Today, as Wikileaks editor-in-chief Julian Assange has been taken into the custody of British police, the BBC has word that Anonymous, the informal online hacker community has launched an attack. Its targets arecompanies, like Paypal and a Swiss bank, that have participated in attempts to shut Wikileaks down by withdrawing services from Assange and his site.
A member of Anonymous who calls himself Coldblood told the BBC that “multiple things are being done”.
“Websites that are bowing down to government pressure have become targets,” he said.
“As an organisation we have always taken a strong stance on censorship and freedom of expression on the internet and come out against those who seek to destroy it by any means.”
“We feel that Wikileaks has become more than just about leaking of documents, it has become a war ground, the people vs. the government,” he said.
So far the denial-of-service attacks (DDoS), which swamp a site with so many requests that it becomes overwhelmed, have failed to take any sites offline although that is not the point of the attack, according to Coldblood.
“The idea is not to wipe them off but to give the companies a wake-up call,” he said. “Companies will notice the increase in traffic and an increase in traffic means increase in costs associated with running a website.”
DDoS attacks are illegal in many countries, including the UK.
Coldblood admitted that such attacks “may hurt people trying to get to these sites” but said it was “the only effective way to tell these companies that us, the people, are displeased”.

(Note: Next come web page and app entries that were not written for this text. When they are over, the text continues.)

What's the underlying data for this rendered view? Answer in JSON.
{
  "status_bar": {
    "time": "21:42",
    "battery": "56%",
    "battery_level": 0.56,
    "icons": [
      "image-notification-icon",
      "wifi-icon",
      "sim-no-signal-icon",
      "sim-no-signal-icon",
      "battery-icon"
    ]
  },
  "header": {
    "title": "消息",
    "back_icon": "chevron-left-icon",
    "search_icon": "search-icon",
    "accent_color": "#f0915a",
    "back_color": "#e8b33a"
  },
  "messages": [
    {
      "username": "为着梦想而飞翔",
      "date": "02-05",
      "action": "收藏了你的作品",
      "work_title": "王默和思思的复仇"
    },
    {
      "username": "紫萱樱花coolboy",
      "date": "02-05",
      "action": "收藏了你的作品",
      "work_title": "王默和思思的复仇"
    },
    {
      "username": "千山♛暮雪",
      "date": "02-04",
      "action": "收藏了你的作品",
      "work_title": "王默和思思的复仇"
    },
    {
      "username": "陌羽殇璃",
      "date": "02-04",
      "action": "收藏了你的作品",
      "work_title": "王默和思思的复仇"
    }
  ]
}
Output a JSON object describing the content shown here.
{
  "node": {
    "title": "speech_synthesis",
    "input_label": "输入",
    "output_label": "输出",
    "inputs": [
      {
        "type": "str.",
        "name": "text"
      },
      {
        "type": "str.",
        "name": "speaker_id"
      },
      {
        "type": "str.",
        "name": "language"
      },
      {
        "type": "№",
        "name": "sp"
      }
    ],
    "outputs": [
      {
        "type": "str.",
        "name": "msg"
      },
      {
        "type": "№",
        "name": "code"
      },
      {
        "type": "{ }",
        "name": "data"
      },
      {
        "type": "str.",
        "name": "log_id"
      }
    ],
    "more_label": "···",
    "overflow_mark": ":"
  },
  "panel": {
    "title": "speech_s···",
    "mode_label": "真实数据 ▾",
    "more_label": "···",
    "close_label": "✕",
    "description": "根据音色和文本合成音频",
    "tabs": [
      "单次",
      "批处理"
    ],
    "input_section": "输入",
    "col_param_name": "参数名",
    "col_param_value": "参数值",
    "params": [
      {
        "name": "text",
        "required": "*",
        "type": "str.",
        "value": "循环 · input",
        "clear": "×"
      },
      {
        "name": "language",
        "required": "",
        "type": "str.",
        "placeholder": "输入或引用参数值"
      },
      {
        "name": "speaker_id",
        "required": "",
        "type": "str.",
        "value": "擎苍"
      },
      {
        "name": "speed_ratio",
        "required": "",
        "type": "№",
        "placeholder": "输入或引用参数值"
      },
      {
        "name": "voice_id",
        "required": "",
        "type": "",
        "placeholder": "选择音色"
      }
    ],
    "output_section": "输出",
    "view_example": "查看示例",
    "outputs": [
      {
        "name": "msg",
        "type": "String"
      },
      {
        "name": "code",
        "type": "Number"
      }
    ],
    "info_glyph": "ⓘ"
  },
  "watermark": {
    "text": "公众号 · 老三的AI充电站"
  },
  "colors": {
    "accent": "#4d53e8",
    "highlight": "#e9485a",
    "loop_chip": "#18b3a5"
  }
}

The environment of digital activism certainly raises new questions of where to draw lines between violence and nonviolence, between Satyagraha and a riot. A sample of Anonymous mottos suggests how hard it might be, in this case, to do so:
Anonymous is devoid of humanity, morality, pity, and mercy.
Anonymous works as one, because none of us are as cruel as all of us.
Anonymous only undertakes Serious Business.
Anonymous has no weakness or flaw.
Anonymous exploits all weaknesses and flaws.
Anonymous is humanity.
Anonymous are created as equals.
Importantly, Anonymous is not just an online phenomenon; the idea—the “meme“—has expressed itself in real-world demonstrations with people wearing Guy Fawkes masks. (The masks are a reference to the book and film V for Vendetta, a dystopian story whose hero is a violent revolutionary.) The masks are perhaps best known for appearing at protests against the Church of Scientology, which has been a consistent focus of Anonymous’ attention. In that case, as in many others, including the present defense of Assange, the group’s wrath has been brought on by anger against perceptions of censorship. For the same reason, they’ve also been supporters of Iran’s Green Movement. In 2007, a Fox News report in Los Angeles accused Anonymous of being “domestic terrorists.”
When Anonymous’ actions are compared to those of Assange himself, there seems to be some bit of sense to that accusation. Assange’s work, for all the terror it strikes in the hearts of certain diplomats, is freeing information, not bombarding anybody with it. However haphazardly and partially, Wikileaks allows truth to come to light. DDoS attacks, by contrast, are a protest against censorship that, by potentially shutting down certain corporate websites, looks eerily like censorship in its own right.
Both Assange and Anonymous appear to share a similar ideology, one with deep roots in hacker culture, according to which causing chaos can become a privileged means to vaguely-defined ends. A bit of chaos, it is true, can go a long way toward shaking those perpetuating an unjust status quo into their senses—or, at least, out of power. But it can also pave the way to new forms of domination. Everything depends, therefore, on the kind of actions and communities that bring it about. A revolution launched by a Bolshevik vanguard will lead to a Bolshevik-vanguard state. Chaos by means of openness, if it succeeds, will leave us with a more open society when the dust settles. Chaos by means of denial-of-service leaves us with victors convinced that silencing opponents is a useful way of getting what they want.
This article was originally published on WagingNonviolence.org.